Your instructions: Go through the material below and copy all lines with "cmproj".

Material supplied:
•••

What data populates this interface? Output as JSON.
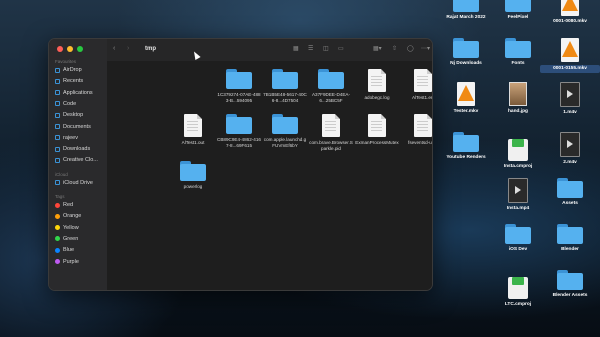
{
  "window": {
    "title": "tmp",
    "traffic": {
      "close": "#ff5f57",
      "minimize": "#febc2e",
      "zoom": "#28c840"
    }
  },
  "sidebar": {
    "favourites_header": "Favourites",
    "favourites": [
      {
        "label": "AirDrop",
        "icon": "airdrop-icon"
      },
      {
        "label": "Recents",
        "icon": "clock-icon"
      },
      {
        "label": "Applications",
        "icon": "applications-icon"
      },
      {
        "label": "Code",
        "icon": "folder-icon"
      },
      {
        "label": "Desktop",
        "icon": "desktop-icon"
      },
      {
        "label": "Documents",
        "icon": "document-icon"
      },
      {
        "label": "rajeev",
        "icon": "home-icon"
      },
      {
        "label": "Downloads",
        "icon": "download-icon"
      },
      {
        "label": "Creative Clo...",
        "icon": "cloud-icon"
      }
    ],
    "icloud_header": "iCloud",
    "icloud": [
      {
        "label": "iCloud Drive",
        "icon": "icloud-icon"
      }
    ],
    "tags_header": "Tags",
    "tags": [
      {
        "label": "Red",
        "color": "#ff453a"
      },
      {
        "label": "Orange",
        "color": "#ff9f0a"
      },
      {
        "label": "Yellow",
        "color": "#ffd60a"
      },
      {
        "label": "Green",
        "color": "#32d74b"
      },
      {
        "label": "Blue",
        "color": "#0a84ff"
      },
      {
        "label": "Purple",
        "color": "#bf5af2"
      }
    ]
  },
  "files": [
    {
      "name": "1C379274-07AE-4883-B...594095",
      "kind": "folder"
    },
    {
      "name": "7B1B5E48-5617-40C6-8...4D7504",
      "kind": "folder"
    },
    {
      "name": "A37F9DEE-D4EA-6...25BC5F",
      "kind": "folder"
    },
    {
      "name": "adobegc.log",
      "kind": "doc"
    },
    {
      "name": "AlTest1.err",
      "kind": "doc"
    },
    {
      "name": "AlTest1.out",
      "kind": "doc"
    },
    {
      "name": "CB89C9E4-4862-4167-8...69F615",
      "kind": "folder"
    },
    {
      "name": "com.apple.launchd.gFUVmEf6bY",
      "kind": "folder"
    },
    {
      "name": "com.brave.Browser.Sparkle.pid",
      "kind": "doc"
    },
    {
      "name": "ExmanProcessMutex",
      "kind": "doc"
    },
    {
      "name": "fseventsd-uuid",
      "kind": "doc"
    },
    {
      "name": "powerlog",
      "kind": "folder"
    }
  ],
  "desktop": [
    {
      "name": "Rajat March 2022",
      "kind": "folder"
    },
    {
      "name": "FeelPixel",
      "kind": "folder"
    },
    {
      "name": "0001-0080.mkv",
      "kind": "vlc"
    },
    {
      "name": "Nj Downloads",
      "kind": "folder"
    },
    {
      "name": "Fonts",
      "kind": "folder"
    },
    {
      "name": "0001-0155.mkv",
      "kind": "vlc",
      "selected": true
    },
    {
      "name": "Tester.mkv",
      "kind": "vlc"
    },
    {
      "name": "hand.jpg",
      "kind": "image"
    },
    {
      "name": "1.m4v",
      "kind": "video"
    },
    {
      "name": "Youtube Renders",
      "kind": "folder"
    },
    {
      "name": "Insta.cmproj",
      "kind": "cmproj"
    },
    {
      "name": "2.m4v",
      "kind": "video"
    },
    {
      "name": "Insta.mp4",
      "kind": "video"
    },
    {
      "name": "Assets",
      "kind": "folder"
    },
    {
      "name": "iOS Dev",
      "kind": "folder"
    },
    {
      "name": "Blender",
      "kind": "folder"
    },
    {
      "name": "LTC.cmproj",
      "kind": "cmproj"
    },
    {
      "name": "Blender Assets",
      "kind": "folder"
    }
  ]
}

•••

Solution to this exercise:
      "name": "Insta.cmproj",
      "kind": "cmproj"
      "name": "LTC.cmproj",
      "kind": "cmproj"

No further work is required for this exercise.